* Exercise brief:
Return each line of the entries that holds the string "pyramid".

* Provided material:
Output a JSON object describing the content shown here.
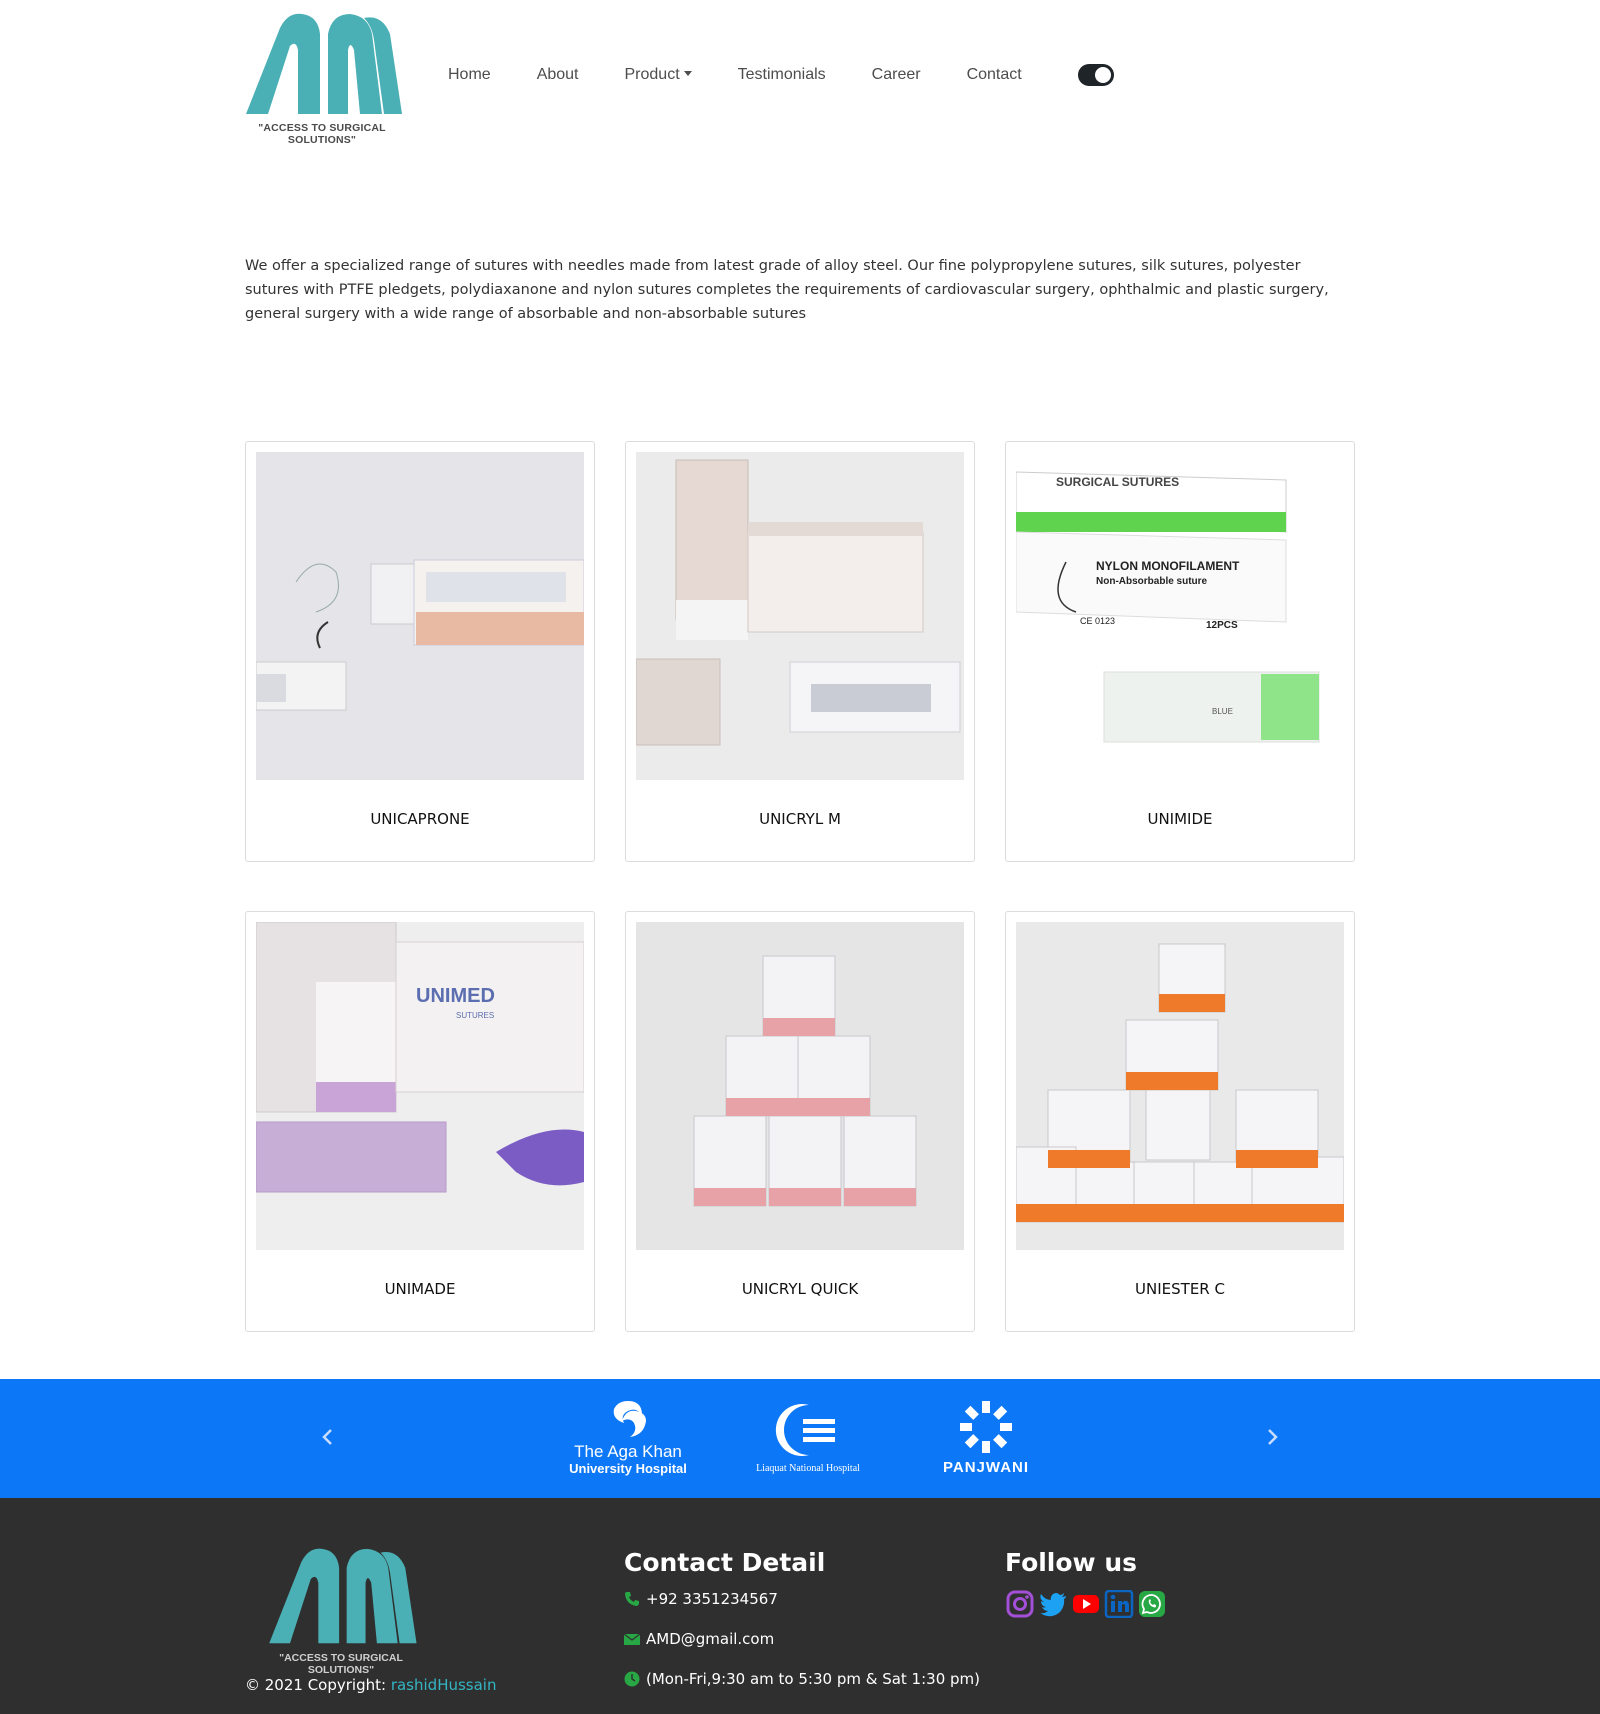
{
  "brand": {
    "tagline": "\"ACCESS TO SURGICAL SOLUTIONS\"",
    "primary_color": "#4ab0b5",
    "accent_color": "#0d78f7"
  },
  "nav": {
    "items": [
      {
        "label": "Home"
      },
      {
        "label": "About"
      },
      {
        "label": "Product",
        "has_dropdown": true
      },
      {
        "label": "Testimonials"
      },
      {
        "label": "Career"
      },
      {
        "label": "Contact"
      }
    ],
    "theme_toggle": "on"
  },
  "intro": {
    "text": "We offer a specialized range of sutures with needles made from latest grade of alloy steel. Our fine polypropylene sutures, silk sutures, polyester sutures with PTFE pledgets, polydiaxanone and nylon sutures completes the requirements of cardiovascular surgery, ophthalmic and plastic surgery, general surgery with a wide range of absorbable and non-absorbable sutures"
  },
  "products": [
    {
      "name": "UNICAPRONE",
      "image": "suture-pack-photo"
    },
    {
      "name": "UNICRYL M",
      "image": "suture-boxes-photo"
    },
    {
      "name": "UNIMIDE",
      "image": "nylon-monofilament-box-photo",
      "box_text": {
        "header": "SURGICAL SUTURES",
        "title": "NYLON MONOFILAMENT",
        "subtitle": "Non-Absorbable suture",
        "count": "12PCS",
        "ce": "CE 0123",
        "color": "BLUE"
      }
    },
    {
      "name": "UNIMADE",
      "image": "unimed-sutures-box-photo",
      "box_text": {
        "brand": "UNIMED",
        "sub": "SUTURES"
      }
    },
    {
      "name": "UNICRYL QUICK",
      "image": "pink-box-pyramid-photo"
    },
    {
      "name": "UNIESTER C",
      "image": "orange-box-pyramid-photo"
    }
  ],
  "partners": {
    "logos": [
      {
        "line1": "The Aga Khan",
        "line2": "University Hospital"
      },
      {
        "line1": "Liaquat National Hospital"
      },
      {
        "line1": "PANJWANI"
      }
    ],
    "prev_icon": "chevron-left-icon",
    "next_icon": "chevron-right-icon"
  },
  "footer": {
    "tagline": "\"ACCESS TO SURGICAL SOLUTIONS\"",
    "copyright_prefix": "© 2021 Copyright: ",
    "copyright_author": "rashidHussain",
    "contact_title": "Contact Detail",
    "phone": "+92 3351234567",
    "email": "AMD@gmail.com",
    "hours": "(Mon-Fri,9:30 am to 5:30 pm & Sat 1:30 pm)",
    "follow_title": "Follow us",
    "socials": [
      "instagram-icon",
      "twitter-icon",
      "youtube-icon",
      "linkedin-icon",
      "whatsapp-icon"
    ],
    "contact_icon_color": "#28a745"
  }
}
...
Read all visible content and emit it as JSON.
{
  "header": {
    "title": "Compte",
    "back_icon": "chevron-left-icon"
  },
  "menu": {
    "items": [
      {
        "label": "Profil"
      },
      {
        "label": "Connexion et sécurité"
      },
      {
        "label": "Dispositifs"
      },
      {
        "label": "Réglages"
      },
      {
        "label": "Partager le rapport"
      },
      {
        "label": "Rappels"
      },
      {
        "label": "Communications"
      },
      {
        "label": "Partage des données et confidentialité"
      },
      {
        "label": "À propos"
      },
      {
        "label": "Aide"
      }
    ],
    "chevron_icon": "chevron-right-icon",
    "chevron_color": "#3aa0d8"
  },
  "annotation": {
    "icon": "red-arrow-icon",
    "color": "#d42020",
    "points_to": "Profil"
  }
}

* Exercise solution:
      "image": "pink-box-pyramid-photo"
      "image": "orange-box-pyramid-photo"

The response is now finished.